Dataset extract:

□ □ □ □ □

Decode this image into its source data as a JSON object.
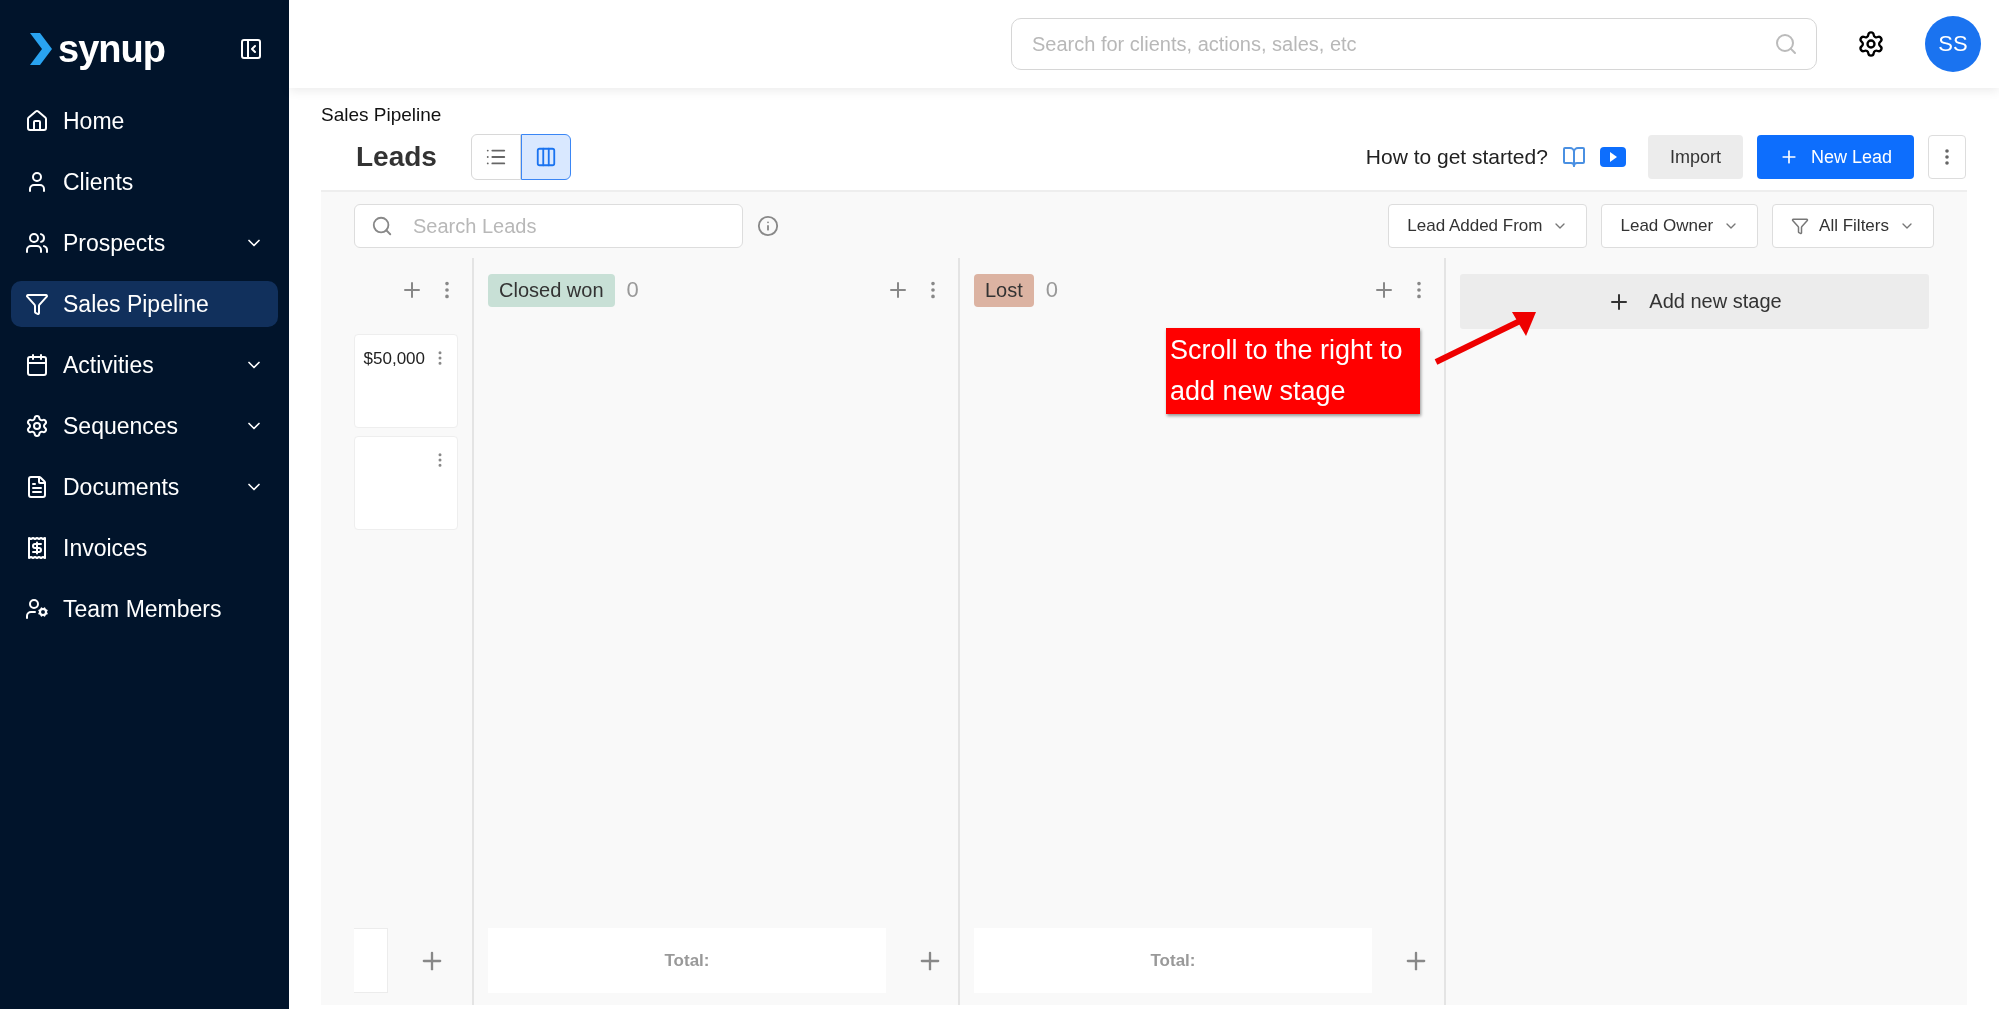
{
  "sidebar": {
    "logo": "synup",
    "items": [
      {
        "label": "Home",
        "selected": false,
        "expandable": false
      },
      {
        "label": "Clients",
        "selected": false,
        "expandable": false
      },
      {
        "label": "Prospects",
        "selected": false,
        "expandable": true
      },
      {
        "label": "Sales Pipeline",
        "selected": true,
        "expandable": false
      },
      {
        "label": "Activities",
        "selected": false,
        "expandable": true
      },
      {
        "label": "Sequences",
        "selected": false,
        "expandable": true
      },
      {
        "label": "Documents",
        "selected": false,
        "expandable": true
      },
      {
        "label": "Invoices",
        "selected": false,
        "expandable": false
      },
      {
        "label": "Team Members",
        "selected": false,
        "expandable": false
      }
    ]
  },
  "topbar": {
    "search": {
      "placeholder": "Search for clients, actions, sales, etc"
    },
    "avatar": "SS"
  },
  "breadcrumb": "Sales Pipeline",
  "header": {
    "title": "Leads",
    "views": [
      {
        "kind": "list",
        "selected": false
      },
      {
        "kind": "board",
        "selected": true
      }
    ],
    "help": "How to get started?",
    "import": "Import",
    "new_lead": "New Lead"
  },
  "filters": {
    "search": {
      "placeholder": "Search Leads"
    },
    "dropdowns": [
      {
        "label": "Lead Added From",
        "kind": "plain"
      },
      {
        "label": "Lead Owner",
        "kind": "plain"
      },
      {
        "label": "All Filters",
        "kind": "filter"
      }
    ]
  },
  "partial_column": {
    "cards": [
      {
        "kind": "amount",
        "amount": "$50,000"
      },
      {
        "kind": "blank"
      }
    ]
  },
  "columns": [
    {
      "name": "Closed won",
      "count": "0",
      "color": "#c8e0d6",
      "total": "Total:"
    },
    {
      "name": "Lost",
      "count": "0",
      "color": "#dcb3a2",
      "total": "Total:"
    }
  ],
  "add_stage": "Add new stage",
  "annotation": "Scroll to the right to add new stage"
}
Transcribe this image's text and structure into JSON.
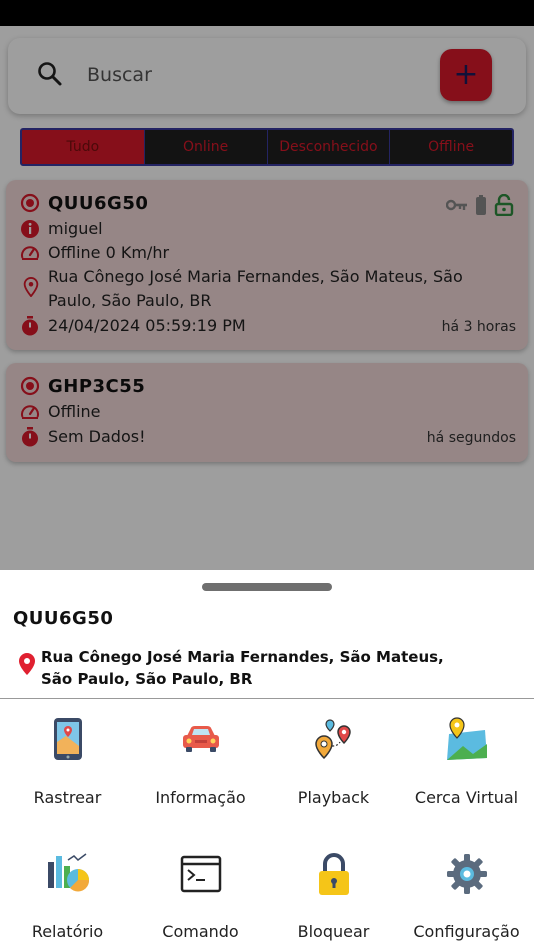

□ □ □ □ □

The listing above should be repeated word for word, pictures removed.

Decode this image into its source data as a JSON object.
{
  "sidebar": {
    "logo": "synup",
    "items": [
      {
        "label": "Home",
        "selected": false,
        "expandable": false
      },
      {
        "label": "Clients",
        "selected": false,
        "expandable": false
      },
      {
        "label": "Prospects",
        "selected": false,
        "expandable": true
      },
      {
        "label": "Sales Pipeline",
        "selected": true,
        "expandable": false
      },
      {
        "label": "Activities",
        "selected": false,
        "expandable": true
      },
      {
        "label": "Sequences",
        "selected": false,
        "expandable": true
      },
      {
        "label": "Documents",
        "selected": false,
        "expandable": true
      },
      {
        "label": "Invoices",
        "selected": false,
        "expandable": false
      },
      {
        "label": "Team Members",
        "selected": false,
        "expandable": false
      }
    ]
  },
  "topbar": {
    "search": {
      "placeholder": "Search for clients, actions, sales, etc"
    },
    "avatar": "SS"
  },
  "breadcrumb": "Sales Pipeline",
  "header": {
    "title": "Leads",
    "views": [
      {
        "kind": "list",
        "selected": false
      },
      {
        "kind": "board",
        "selected": true
      }
    ],
    "help": "How to get started?",
    "import": "Import",
    "new_lead": "New Lead"
  },
  "filters": {
    "search": {
      "placeholder": "Search Leads"
    },
    "dropdowns": [
      {
        "label": "Lead Added From",
        "kind": "plain"
      },
      {
        "label": "Lead Owner",
        "kind": "plain"
      },
      {
        "label": "All Filters",
        "kind": "filter"
      }
    ]
  },
  "partial_column": {
    "cards": [
      {
        "kind": "amount",
        "amount": "$50,000"
      },
      {
        "kind": "blank"
      }
    ]
  },
  "columns": [
    {
      "name": "Closed won",
      "count": "0",
      "color": "#c8e0d6",
      "total": "Total:"
    },
    {
      "name": "Lost",
      "count": "0",
      "color": "#dcb3a2",
      "total": "Total:"
    }
  ],
  "add_stage": "Add new stage",
  "annotation": "Scroll to the right to add new stage"
}
Transcribe this image's text and structure into JSON.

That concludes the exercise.